What University IT Can Learn From the Enterprise
Striking a balance between an open yet secure network remains a challenge for university IT departments. While universities are often on the cutting edge of innovation, they face complications when it comes to enforcing IT policies. In some cases, this has led to staggering data breaches.
For example, the University of California at Berkeley faced a horrifying situation last year when overseas hackers gained access to data on tens of thousands of people who have received health care from the university. The victims' medical information and Social Security numbers were exposed in the breach, which lasted from October 2008 to April 2009. The University of Florida faced a similar breach last year. While security protocols like requiring two-factor authentication for network access could prevent breaches, enforcement and implementation challenges are abound.
While it's unrealistic and unwarranted for universities to be held to the same standards as an enterprise, there are best practices that institutions can incorporate to strengthen their security.
Corporate environments are typically controlled with binding employment contracts, allowing IT administrators to set basic security policies that all employees are required to obey. Universities, however, juggle far more complicated scenarios. Within academia, "employees" range from students, faculty, staff, visiting professors/students, and researchers. While the university administrative staff remains relatively stable, the teaching and student body incur much more flux. Not only does the regular student body churn several times a year, visiting professors and exchange students also provision on-and-off the university network regularly. Traditionally, the way universities handled this fluctuation is by maintaining relatively open networks.
But as universities realize how detrimental data breaches can be, most are limiting free access to their networks and are taking a far more structured approach to securing data.
With the explosive success and continued growth of the smart phone market, universities suddenly have to manage more devices than they imagined. In some cases, devices are emerging before universities even figure out how to re-jigger the IT policy to accommodate the new gadgets. For example, earlier this year, several universities' IT administrators panicked over incorporating Apple's iPad on campus networks.
George Washington University (D.C.) doesn't allow students to access its wireless network using an iPad because the device cannot pass the university's security standards. The school is plugging away at a solution by installing a virtual private network (VPN) for security access. In April, Princeton blocked about 20 percent of iPads on its network after detecting malfunctions, with repeated malfunctions potentially impacting the entire university's systems. Cornell (N.Y.) also has encountered networking and connectivity snafus related to the iPad.
While the schools were working to mitigate issues, the problem remains that universities are often overwhelmed and frustrated by new wireless technologies. It's rare for schools to outright ban devices. Yet, in these examples, universities acted more like an enterprise organization than a traditional academic institution. While it's unlikely that iPads - or any new device - are forever banned from accessing university networks, we will see more regulation of new devices, as schools trade flexibility for security.

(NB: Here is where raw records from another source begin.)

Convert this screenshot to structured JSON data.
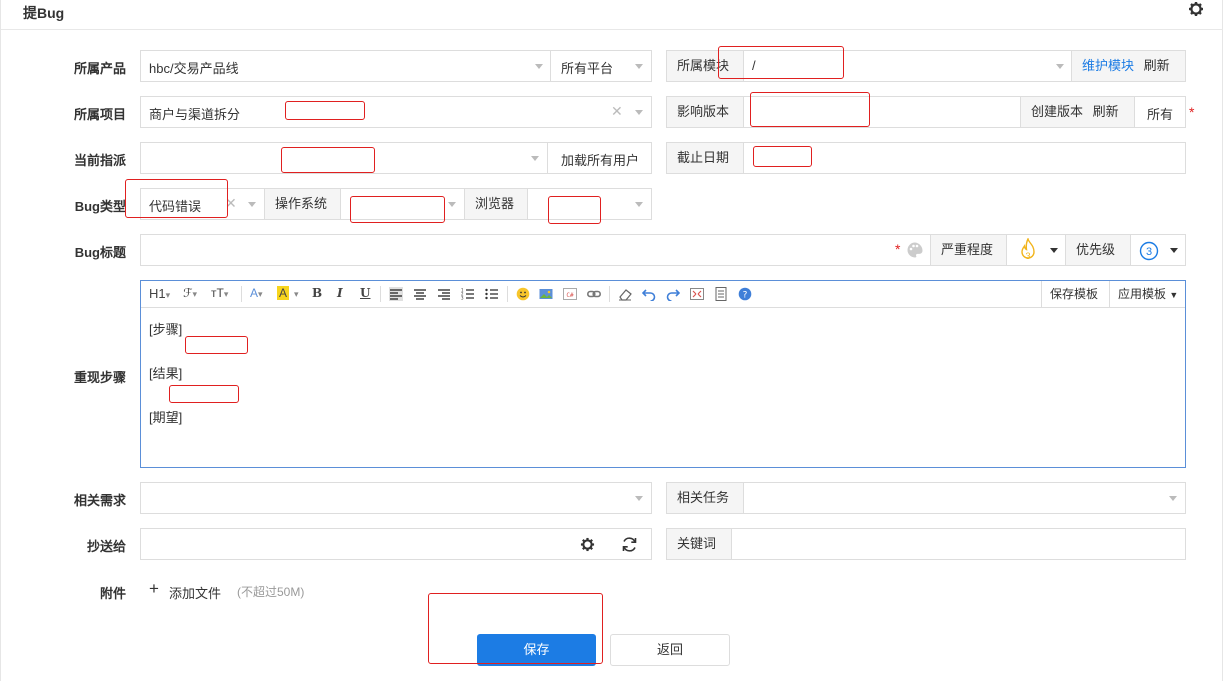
{
  "header": {
    "title": "提Bug",
    "settings_icon": "gear-icon"
  },
  "labels": {
    "product": "所属产品",
    "project": "所属项目",
    "assign": "当前指派",
    "bug_type": "Bug类型",
    "bug_title": "Bug标题",
    "steps": "重现步骤",
    "story": "相关需求",
    "cc": "抄送给",
    "attachment": "附件"
  },
  "product": {
    "value": "hbc/交易产品线",
    "platform": "所有平台"
  },
  "module": {
    "addon": "所属模块",
    "value": "/",
    "maintain": "维护模块",
    "refresh": "刷新"
  },
  "project": {
    "value": "商户与渠道拆分"
  },
  "build": {
    "addon": "影响版本",
    "create": "创建版本",
    "refresh": "刷新",
    "all": "所有"
  },
  "assign": {
    "load_all": "加载所有用户"
  },
  "deadline": {
    "addon": "截止日期"
  },
  "type": {
    "value": "代码错误",
    "os_addon": "操作系统",
    "browser_addon": "浏览器"
  },
  "title": {
    "severity_addon": "严重程度",
    "severity_value": "3",
    "priority_addon": "优先级",
    "priority_value": "3"
  },
  "editor": {
    "toolbar": {
      "heading": "H1",
      "font": "ℱ",
      "size": "тT",
      "font_color": "A",
      "bg_color": "A",
      "bold": "B",
      "italic": "I",
      "underline": "U",
      "save_template": "保存模板",
      "apply_template": "应用模板"
    },
    "lines": [
      "[步骤]",
      "[结果]",
      "[期望]"
    ]
  },
  "task": {
    "addon": "相关任务"
  },
  "keywords": {
    "addon": "关键词"
  },
  "attachment": {
    "add": "添加文件",
    "hint": "(不超过50M)"
  },
  "buttons": {
    "save": "保存",
    "back": "返回"
  },
  "colors": {
    "primary": "#1c7ce4",
    "required": "#e02020",
    "annotation": "#e02020"
  }
}
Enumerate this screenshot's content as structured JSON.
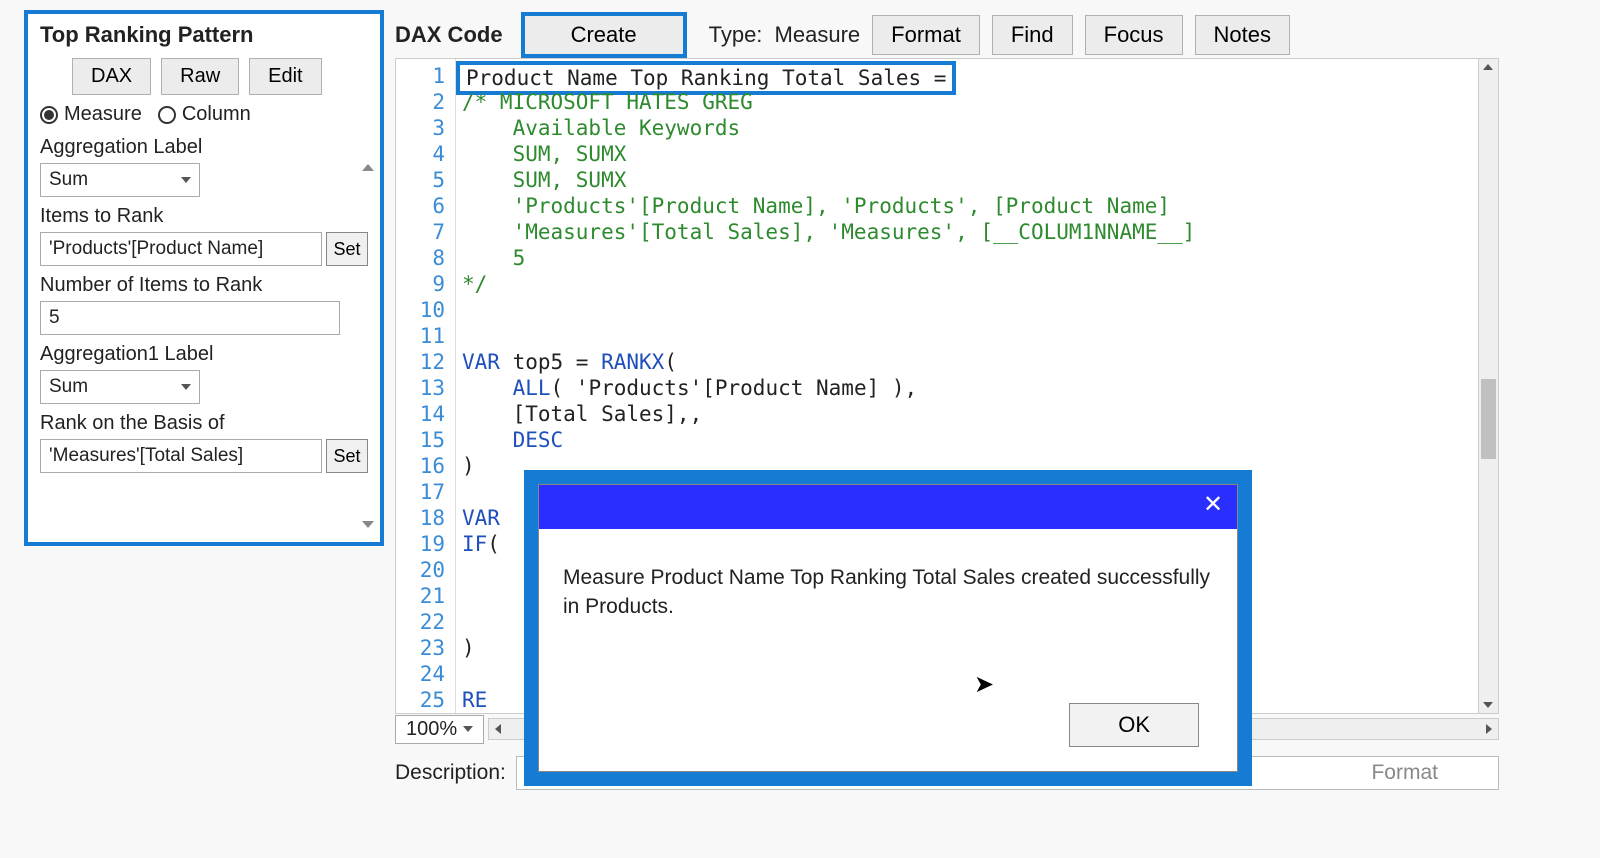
{
  "sidebar": {
    "title": "Top Ranking Pattern",
    "buttons": {
      "dax": "DAX",
      "raw": "Raw",
      "edit": "Edit"
    },
    "radio": {
      "measure": "Measure",
      "column": "Column",
      "selected": "measure"
    },
    "agg_label_label": "Aggregation Label",
    "agg_label_value": "Sum",
    "items_label": "Items to Rank",
    "items_value": "'Products'[Product Name]",
    "num_label": "Number of Items to Rank",
    "num_value": "5",
    "agg1_label_label": "Aggregation1 Label",
    "agg1_label_value": "Sum",
    "basis_label": "Rank on the Basis of",
    "basis_value": "'Measures'[Total Sales]",
    "set": "Set"
  },
  "header": {
    "title": "DAX Code",
    "create": "Create",
    "type_label": "Type:",
    "type_value": "Measure",
    "format": "Format",
    "find": "Find",
    "focus": "Focus",
    "notes": "Notes"
  },
  "code": {
    "lines": [
      "Product Name Top Ranking Total Sales =",
      "/* MICROSOFT HATES GREG",
      "    Available Keywords",
      "    SUM, SUMX",
      "    SUM, SUMX",
      "    'Products'[Product Name], 'Products', [Product Name]",
      "    'Measures'[Total Sales], 'Measures', [__COLUM1NNAME__]",
      "    5",
      "*/",
      "",
      "",
      "VAR top5 = RANKX(",
      "    ALL( 'Products'[Product Name] ),",
      "    [Total Sales],,",
      "    DESC",
      ")",
      "",
      "VAR",
      "IF(",
      "",
      "",
      "",
      ")",
      "",
      "RE"
    ],
    "first_line_no": 1
  },
  "zoom": "100%",
  "description_label": "Description:",
  "description_right": "Format",
  "dialog": {
    "message": "Measure Product Name Top Ranking Total Sales created successfully in Products.",
    "ok": "OK"
  }
}
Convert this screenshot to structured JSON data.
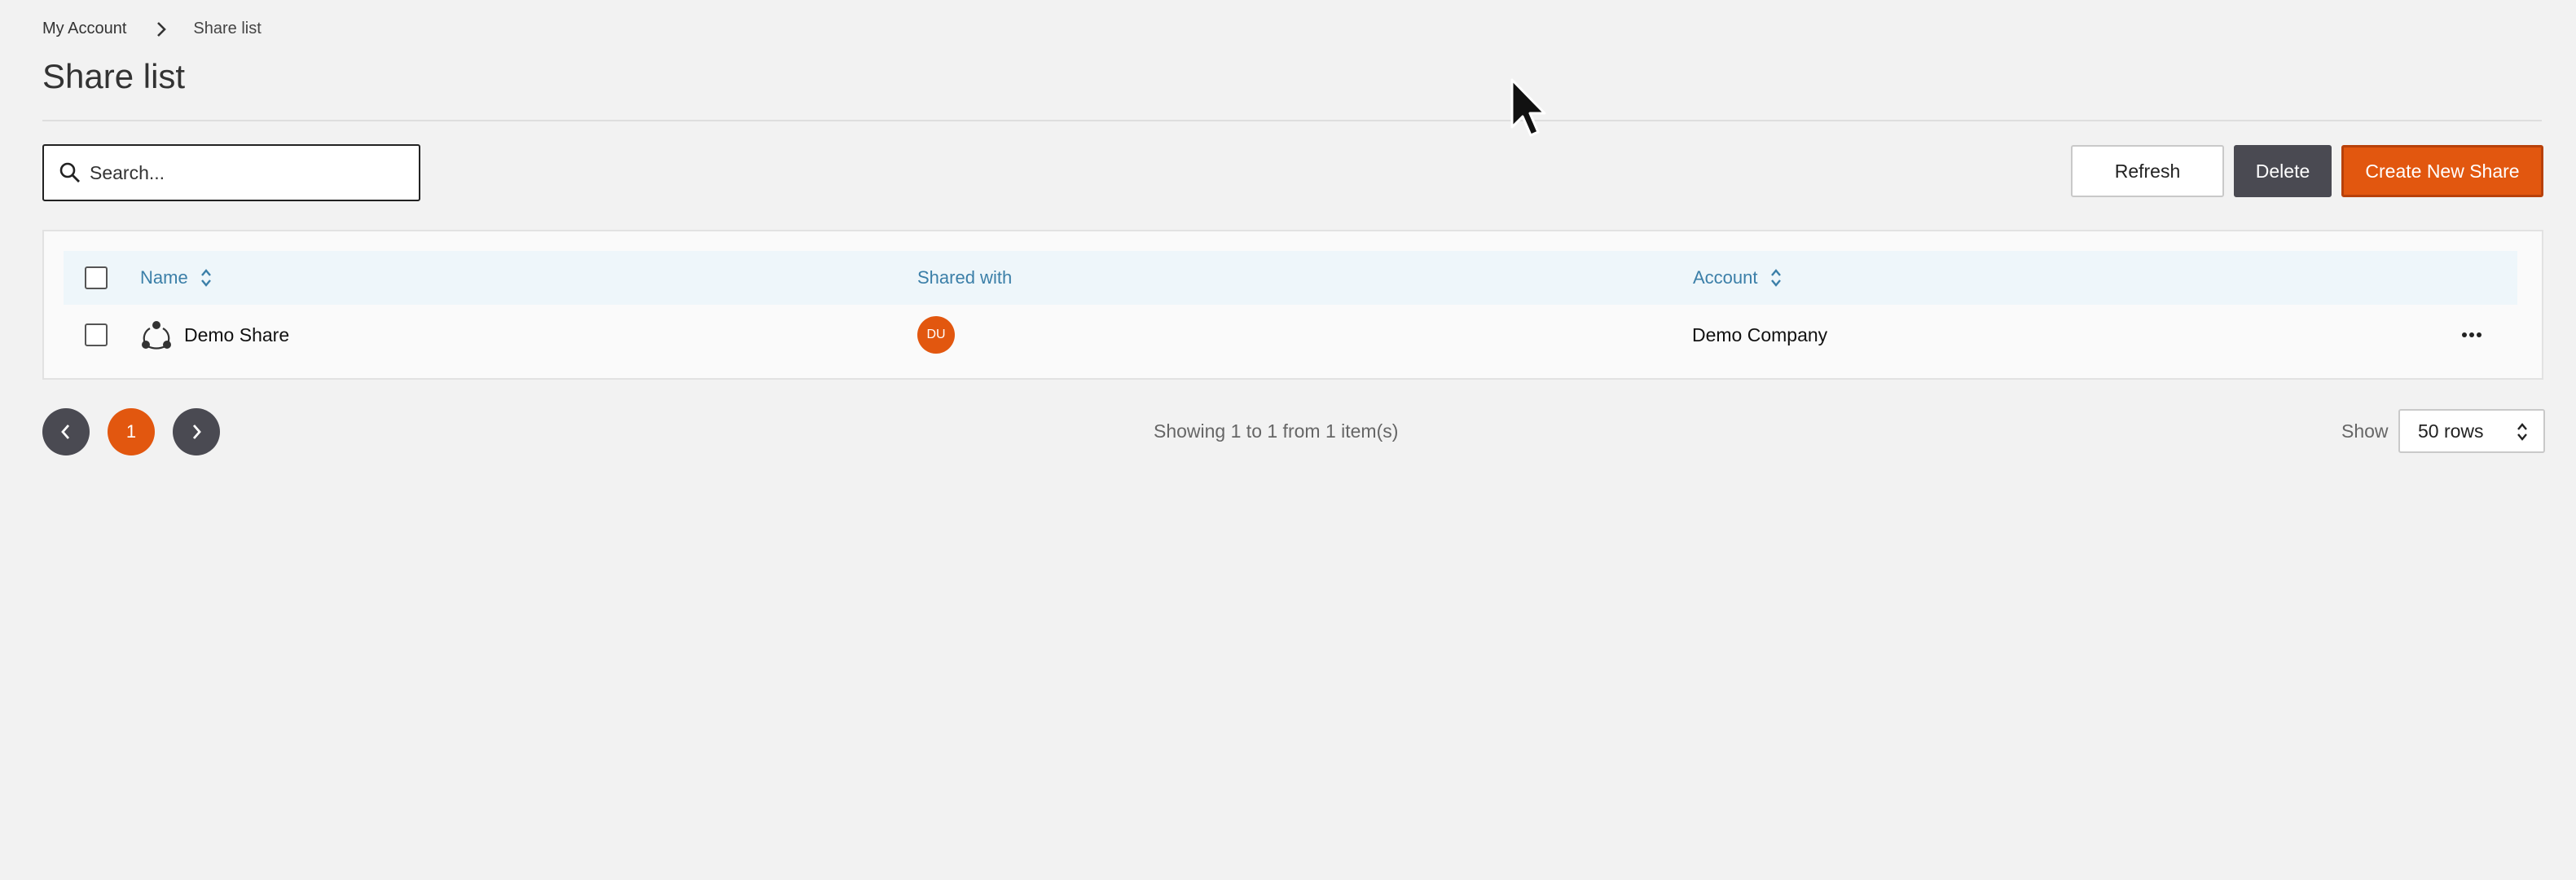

Universities most resemble corporations when it comes to intellectual property. For a major research institution, proprietary information is as crucial for long-term viability as patents are to corporations. With research, universities garner recognition, awards, prestige, and funding - and a breach in this area could threaten all of these critical elements. In addition to securing this information, universities have to keep the content accessible by professors, researchers, students, and techs.
Further, it's now common for professors to post quizzes, grades, homework assignments, tests, and lecture notes online. But this information has to be protected so that authorized students can gain access, while others, such as students not enrolled in the course, cannot. In fact, many professors even prefer their current students not be allowed to download and distribute the content, as quizzes and tests are often highly coveted "black market" materials on campuses.
The best way for universities to handle network breaches is to implement a well thought-out system of network access control and identity management. Universities are currently mostly reactive in their policies, often only implementing protocols following a major breach or threat. But to truly protect against threats, IT departments must take steps to stop breaches before they happen.
Traditional network perimeter controls are no longer a viable solution because, simply, they don't really exist anymore. Universities should be segmented into security zones, with some departments having relatively free and open access, but others being tightly enforced. University faculty, staff, and students should also be provisioned differently onto the network so the level of access granted is appropriate for each person's role inside the university. Further, visiting professors and students should be provisioned separately to ensure their access is discontinued upon their departure.
Requiring devices that will access the university network to be registered would also help IT departments maintain control and visibility of what's going on with the network. But whether this is practical for very large universities hinges on the amount of resources a large school is willing to pour into IT enforcement. But registration doesn't have to be an overwhelming process. Universities can do this through online forms or include this as part of a student's regular initial network setup.
IT regulation can also be achieved by facilitating more collaboration between university IT departments and the school registrar. Currently, idle e-mail addresses or log-ins from students who have graduated or visiting professors that since departed can remain active for months or semesters before they are provisioned off the system, providing an easy way for hackers to slip into the network.
Implementing security protocols similar to the enterprise is an ambitious order for universities - and far more beyond what's necessary. But as legislative pressures force schools to be increasingly protective of data and as the costs of data breaches only escalate, there might be more parallels than differences between universities and the enterprises.
H. Peter Felgentreff is president and CEO of NCP engineering Inc., based in the San Francisco Bay Area.